Once: John Carney’s movie takes “lyrical” to a different level with the gentle, engrossing story of two musicians who find an unexpected connection on the streets of Dublin. Threaded with lovely songs composed by the movie’s leads, Glen Hansard and Marketa Irglova, Once is an exceptional accomplishment of intimate filmmaking. R. Bijou. 44444 (7/26)
Paprika: A thrilling, imaginative, even lovely trip through a dreamscape brought to life by the DC Mini, a device that renders a sleeper’s dreams share-able — and eventually, in the wrong hands, brings them into the real world. This unforgettably creative animated film is among the best of the year so far; its images are indelible.
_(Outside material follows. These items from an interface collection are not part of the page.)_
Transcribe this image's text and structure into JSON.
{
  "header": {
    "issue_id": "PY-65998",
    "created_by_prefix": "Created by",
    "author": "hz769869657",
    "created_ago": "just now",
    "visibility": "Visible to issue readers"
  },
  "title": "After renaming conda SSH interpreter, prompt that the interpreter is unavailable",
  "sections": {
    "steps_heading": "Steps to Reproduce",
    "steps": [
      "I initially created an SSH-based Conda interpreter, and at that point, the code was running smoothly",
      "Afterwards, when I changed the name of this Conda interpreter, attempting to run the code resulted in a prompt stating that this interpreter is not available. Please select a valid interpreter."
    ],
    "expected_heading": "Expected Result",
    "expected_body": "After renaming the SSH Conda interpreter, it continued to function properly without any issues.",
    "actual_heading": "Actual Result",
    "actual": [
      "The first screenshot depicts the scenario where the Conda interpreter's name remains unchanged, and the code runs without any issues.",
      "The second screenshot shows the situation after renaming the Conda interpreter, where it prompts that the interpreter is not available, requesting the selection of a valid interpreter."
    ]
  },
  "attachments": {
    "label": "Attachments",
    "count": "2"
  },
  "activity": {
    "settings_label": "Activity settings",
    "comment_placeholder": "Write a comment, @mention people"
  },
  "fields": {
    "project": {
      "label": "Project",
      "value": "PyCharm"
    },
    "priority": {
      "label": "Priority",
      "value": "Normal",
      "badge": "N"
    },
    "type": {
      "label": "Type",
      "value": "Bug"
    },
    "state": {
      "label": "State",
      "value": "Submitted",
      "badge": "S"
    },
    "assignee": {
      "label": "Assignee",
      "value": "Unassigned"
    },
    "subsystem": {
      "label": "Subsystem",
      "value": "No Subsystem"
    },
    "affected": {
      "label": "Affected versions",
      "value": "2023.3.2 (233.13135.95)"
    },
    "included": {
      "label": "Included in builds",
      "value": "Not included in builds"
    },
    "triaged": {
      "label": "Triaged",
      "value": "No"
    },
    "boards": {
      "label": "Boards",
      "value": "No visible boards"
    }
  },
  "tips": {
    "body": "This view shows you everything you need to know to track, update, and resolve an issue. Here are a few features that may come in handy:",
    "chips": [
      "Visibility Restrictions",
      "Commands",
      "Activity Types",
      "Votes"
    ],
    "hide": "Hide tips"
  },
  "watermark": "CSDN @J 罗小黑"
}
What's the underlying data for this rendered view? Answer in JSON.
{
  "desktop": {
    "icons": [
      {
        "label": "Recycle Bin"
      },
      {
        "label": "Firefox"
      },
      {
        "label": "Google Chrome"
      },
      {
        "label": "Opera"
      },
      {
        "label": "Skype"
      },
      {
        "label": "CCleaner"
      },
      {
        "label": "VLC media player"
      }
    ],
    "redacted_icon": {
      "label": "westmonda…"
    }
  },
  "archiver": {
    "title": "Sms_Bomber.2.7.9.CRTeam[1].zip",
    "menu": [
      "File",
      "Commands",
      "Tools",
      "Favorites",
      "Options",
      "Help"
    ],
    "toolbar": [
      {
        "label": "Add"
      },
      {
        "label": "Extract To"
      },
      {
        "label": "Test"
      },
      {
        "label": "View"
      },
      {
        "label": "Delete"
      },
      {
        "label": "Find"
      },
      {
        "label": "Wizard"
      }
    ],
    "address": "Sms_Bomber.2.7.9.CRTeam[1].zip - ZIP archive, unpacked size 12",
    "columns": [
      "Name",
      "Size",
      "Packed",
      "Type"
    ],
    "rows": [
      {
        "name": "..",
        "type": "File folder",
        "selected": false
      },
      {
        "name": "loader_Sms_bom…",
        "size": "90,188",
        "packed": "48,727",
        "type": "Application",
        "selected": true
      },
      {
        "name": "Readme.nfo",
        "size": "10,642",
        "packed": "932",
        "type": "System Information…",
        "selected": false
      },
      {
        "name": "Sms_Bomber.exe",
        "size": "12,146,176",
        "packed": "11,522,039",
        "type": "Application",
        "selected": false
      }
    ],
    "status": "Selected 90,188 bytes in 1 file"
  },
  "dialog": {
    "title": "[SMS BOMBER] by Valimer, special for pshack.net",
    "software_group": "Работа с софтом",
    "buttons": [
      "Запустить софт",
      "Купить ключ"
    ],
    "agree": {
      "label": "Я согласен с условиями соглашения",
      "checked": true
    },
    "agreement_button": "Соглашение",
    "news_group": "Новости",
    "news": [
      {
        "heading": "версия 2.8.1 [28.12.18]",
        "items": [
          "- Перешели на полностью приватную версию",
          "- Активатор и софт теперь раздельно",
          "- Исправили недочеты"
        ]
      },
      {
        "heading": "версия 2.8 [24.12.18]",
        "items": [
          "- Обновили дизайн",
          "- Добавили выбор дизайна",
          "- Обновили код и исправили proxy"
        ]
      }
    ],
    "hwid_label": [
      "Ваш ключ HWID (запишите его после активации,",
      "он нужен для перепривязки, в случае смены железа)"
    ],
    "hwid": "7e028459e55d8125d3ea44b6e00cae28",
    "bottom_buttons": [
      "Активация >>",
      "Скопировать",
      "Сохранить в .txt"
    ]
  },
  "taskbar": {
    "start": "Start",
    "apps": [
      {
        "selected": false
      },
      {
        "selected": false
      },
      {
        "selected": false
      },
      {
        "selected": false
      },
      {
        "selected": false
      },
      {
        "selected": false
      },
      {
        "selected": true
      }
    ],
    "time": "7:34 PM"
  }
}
R. Bijou LateNite. (7/5)
Ratatouille: The latest animated film from Pixar is directed by Brad Bird (whose The Iron Giant is too often overlooked) and concerns a big-dreaming rat who wants to be a chef. When he makes a deal with a garbage boy, the culinary world of Paris gets far more than it ever imagined. G. Cinemark. VRC Stadium 15. (7/12)
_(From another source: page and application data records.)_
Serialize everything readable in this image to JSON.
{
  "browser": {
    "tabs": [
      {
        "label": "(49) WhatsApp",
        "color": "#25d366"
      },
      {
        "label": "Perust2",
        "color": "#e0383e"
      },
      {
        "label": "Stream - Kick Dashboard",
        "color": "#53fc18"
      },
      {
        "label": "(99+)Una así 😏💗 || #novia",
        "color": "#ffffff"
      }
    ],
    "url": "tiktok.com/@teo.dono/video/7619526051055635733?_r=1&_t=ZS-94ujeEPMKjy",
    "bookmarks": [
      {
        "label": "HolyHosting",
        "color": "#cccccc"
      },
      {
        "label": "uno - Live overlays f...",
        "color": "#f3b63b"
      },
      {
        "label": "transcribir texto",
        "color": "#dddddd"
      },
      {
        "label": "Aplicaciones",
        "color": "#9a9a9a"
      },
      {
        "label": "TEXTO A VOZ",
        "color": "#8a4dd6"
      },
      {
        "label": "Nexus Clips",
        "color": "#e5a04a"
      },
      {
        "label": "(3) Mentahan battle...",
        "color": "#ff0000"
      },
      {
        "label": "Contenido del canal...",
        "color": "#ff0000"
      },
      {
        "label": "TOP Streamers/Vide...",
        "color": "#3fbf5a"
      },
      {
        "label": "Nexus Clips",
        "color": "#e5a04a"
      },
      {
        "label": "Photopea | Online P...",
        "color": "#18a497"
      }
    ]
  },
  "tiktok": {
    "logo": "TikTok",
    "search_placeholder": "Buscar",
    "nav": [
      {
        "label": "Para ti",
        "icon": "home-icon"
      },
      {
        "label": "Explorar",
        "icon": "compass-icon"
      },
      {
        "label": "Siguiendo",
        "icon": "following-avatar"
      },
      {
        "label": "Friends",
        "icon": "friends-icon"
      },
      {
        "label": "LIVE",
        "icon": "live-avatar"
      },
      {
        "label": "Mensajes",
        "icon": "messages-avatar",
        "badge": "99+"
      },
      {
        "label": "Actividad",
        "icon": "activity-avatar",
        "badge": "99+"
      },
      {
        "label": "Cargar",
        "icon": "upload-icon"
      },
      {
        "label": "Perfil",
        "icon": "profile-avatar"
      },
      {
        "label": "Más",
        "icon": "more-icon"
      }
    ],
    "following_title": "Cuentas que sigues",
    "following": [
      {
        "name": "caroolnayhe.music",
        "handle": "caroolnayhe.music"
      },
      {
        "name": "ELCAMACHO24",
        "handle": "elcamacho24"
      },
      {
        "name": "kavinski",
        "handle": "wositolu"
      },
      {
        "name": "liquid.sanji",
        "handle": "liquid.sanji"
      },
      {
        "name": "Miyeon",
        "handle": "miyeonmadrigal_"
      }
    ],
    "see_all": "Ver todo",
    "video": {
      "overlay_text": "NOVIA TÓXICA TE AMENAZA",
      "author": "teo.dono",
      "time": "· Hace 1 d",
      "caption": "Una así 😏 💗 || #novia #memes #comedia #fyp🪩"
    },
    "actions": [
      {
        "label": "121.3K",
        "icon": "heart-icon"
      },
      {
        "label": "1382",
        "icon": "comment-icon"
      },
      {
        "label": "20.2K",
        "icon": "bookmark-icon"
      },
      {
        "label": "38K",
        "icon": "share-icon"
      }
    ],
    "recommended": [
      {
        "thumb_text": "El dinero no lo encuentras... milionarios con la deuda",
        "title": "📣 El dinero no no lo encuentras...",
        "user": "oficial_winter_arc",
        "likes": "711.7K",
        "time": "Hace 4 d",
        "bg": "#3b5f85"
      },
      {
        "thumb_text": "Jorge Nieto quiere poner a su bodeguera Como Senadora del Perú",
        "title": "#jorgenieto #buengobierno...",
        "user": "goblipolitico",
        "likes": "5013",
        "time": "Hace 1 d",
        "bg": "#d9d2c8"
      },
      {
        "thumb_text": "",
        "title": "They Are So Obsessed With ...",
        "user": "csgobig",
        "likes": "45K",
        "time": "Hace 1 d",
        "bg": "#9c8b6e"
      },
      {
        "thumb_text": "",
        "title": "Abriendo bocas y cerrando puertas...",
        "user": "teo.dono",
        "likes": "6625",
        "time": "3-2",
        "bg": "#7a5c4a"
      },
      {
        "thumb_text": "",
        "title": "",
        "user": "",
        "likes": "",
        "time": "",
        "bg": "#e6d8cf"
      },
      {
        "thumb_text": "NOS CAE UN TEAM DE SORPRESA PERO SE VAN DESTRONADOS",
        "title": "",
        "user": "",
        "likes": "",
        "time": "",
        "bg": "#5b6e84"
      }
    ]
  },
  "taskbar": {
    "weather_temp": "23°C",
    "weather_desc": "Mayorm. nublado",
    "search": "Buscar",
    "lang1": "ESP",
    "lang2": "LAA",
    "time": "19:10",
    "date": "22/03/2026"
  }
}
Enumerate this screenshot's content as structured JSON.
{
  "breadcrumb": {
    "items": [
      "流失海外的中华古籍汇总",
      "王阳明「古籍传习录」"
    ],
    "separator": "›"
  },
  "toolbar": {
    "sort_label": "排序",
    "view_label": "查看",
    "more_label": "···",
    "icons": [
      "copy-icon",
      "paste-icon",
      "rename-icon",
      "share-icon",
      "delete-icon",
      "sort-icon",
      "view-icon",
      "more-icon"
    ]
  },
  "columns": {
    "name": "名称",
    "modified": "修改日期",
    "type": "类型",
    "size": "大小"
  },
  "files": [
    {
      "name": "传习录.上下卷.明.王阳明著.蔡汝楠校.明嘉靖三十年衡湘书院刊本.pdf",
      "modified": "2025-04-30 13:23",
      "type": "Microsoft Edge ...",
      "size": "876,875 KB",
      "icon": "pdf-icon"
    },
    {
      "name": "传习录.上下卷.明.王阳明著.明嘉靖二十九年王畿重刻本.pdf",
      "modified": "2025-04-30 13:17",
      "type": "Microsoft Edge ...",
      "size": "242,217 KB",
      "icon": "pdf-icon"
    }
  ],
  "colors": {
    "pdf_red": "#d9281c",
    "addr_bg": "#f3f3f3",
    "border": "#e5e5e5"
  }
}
Rescue Dawn: Werner Herzog’s new film is an adaptation of his own documentary Little Dieter Needs to Fly (1997). The always-able Christian Bale stars as Dieter Dengler, who was a prisoner of war during the Vietnam conflict. Though visually impressive, the film lacks emotional depths. PG13. VRC Stadium 15. See review this issue.
Shrek the Third: When Shrek’s father-in-law kicks the bucket, the ogre finds himself the reluctant king of Far Far Away. His only hope of getting out of the job? His wife’s slacker cousin. PG. Movies 12.
Simpsons Movie, The: Well, our Springfield didn’t get the premiere, but in the film maybe we’ll still see some hints that we are the real Simpsons Springfield? Still no idea what it’s about, but does it matter? PG13. Cinemark. VRC Stadium 15.
Spider-Man 3: Spidey (Tobey Maguire) faces an ungodly number of new villains (including those played by Thomas Haden Church and Topher Grace) as the franchise trucks through its overfull third installment. PG13. Movies 12. (5/10)
Transformers: It wouldn’t be summer without a Michael Bay film, right? Hot on the heels of those other ’80s toys the Ninja Turtles, the Transformers arrive, bigger and flashier than ever. Earth, it seems, will be the battleground for the war between the Autobots and the Decepticons. With Shia LaBeouf (Holes) and Megan Fox. PG13. Cinemark. VRC Stadium 15.
Bijou Art Cinemas
Bijou Theater 686-2458 | 492 E. 13th
VRC Stadium 15 342-6536 | Valley River Center
Movies 12 741-1231 | Gateway Mall
Cinemark 17 741-1231 | Gateway Mall